Keeping these extended vacations in mind, those in the market for a high-profile executive may need to plan accordingly:
- Allow longer runways for new hire start dates. Don’t expect new executives to be willing to start tomorrow. We’re seeing start dates negotiated out weeks or even months. Plan for not only the customary 2-3 weeks’ notice to their current employers but also an additional 2-3 weeks of pre-planned vacation.
- Factor in time for searches to potentially drag into fall. Between your in-house executives who have been traveling all spring for business and are now playing summer holiday musical chairs, and the candidate’s own vacation calendar, scheduling can become a mess.

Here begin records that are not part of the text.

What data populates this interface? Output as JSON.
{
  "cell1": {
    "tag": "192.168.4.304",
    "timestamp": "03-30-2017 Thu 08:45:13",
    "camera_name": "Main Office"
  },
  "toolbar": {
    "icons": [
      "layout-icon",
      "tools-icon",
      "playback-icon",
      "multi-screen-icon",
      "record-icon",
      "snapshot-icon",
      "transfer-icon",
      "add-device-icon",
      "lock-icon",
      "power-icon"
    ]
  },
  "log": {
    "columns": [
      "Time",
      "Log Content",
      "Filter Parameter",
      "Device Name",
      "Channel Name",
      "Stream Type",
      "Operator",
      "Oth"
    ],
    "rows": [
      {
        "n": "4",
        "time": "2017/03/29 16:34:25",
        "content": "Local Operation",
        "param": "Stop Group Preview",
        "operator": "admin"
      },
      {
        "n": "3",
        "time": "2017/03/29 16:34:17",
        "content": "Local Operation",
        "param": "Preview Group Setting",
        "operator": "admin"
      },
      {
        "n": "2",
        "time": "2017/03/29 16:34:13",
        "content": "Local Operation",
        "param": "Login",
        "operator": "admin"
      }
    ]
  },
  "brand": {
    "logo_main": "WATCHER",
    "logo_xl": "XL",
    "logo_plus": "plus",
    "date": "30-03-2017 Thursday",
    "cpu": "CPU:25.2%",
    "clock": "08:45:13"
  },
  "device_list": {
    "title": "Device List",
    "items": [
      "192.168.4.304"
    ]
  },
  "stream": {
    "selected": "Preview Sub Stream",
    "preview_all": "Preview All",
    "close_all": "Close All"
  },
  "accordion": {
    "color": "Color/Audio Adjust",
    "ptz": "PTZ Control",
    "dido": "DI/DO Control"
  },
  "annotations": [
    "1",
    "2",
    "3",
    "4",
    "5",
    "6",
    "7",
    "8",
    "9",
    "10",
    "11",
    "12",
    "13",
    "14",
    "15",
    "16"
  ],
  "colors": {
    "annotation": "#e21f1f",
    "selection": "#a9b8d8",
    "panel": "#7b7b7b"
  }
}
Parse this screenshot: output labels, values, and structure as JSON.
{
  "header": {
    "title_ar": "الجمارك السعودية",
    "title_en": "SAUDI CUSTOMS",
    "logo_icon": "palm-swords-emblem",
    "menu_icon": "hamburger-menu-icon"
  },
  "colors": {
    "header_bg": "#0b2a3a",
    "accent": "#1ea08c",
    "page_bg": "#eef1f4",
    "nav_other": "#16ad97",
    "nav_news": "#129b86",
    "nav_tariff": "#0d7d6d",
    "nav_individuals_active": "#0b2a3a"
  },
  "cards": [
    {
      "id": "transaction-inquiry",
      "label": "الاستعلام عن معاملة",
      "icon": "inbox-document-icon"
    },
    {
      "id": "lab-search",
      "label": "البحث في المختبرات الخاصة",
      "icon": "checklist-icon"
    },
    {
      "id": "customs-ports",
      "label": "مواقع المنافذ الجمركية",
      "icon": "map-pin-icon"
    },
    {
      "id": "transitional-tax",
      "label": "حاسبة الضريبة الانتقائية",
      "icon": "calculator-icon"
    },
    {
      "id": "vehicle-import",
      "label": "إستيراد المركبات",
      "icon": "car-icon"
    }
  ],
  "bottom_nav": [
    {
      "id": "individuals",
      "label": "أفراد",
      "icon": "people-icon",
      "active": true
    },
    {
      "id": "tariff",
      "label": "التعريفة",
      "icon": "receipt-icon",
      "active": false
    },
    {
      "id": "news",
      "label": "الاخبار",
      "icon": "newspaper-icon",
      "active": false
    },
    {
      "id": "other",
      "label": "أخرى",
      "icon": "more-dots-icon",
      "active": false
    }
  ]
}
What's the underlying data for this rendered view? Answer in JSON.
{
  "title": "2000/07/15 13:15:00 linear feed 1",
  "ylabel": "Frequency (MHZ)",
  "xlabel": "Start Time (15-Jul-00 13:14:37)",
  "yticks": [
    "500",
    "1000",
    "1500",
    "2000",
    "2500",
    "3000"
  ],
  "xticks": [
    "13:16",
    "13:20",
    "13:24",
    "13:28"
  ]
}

- Consider alternative stop-gaps. Rather than juggling calendars and having executives dial-in for interviews while on vacation, many companies are now pausing their C-suite searches and putting in consultants who can fill the void until everyone’s back in the office. Most of our always-on, always-available consultants are now fully engaged well past Labor Day.
- If you need to close them before they get away, make it work. For the absolutely perfect candidate, it’s not about the money, and you can’t afford to let them get snapped up by a competitor. Lock them in and get creative in the interim by bringing on an acting head to hold down the fort until your candidate returns, or trading off their summer vacation with a longer winter holiday once they’re onboarded.
And, with that, bon voyage!